WORK INSTRUCTION:
Quote every line of the data below as it stands, omitting pictures.

Start of INFORMATION GIVEN

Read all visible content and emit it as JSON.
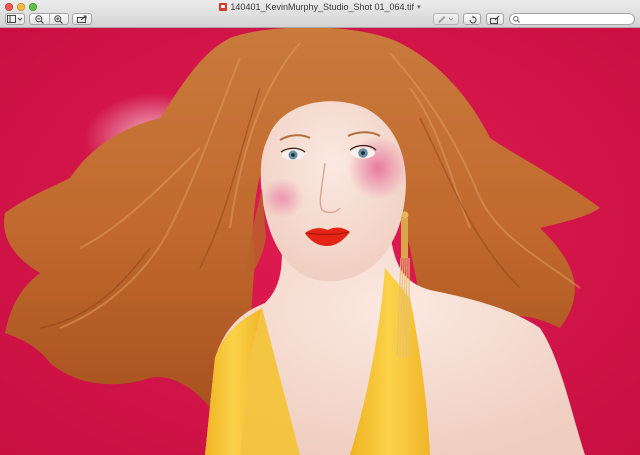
{
  "window": {
    "title": "140401_KevinMurphy_Studio_Shot 01_064.tif",
    "title_chevron": "▾",
    "file_icon": "tiff-file-icon"
  },
  "toolbar": {
    "buttons": [
      {
        "name": "sidebar-view-button",
        "icon": "sidebar-icon"
      },
      {
        "name": "zoom-out-button",
        "icon": "zoom-out-icon"
      },
      {
        "name": "zoom-in-button",
        "icon": "zoom-in-icon"
      },
      {
        "name": "share-button",
        "icon": "share-icon"
      },
      {
        "name": "annotate-button",
        "icon": "pen-icon"
      },
      {
        "name": "rotate-button",
        "icon": "rotate-icon"
      },
      {
        "name": "edit-toolbar-button",
        "icon": "toolbox-icon"
      }
    ],
    "search_placeholder": ""
  },
  "colors": {
    "background": "#d5154a",
    "hair": "#c46f35",
    "skin": "#f4dcd0",
    "dress": "#f6c02e",
    "lips": "#e42516"
  },
  "image": {
    "subject": "studio portrait photograph"
  }
}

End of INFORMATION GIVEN

ANSWER BELOW:
Read all visible content and emit it as JSON.
{
  "window": {
    "title": "140401_KevinMurphy_Studio_Shot 01_064.tif",
    "title_chevron": "▾",
    "file_icon": "tiff-file-icon"
  },
  "toolbar": {
    "buttons": [
      {
        "name": "sidebar-view-button",
        "icon": "sidebar-icon"
      },
      {
        "name": "zoom-out-button",
        "icon": "zoom-out-icon"
      },
      {
        "name": "zoom-in-button",
        "icon": "zoom-in-icon"
      },
      {
        "name": "share-button",
        "icon": "share-icon"
      },
      {
        "name": "annotate-button",
        "icon": "pen-icon"
      },
      {
        "name": "rotate-button",
        "icon": "rotate-icon"
      },
      {
        "name": "edit-toolbar-button",
        "icon": "toolbox-icon"
      }
    ],
    "search_placeholder": ""
  },
  "colors": {
    "background": "#d5154a",
    "hair": "#c46f35",
    "skin": "#f4dcd0",
    "dress": "#f6c02e",
    "lips": "#e42516"
  },
  "image": {
    "subject": "studio portrait photograph"
  }
}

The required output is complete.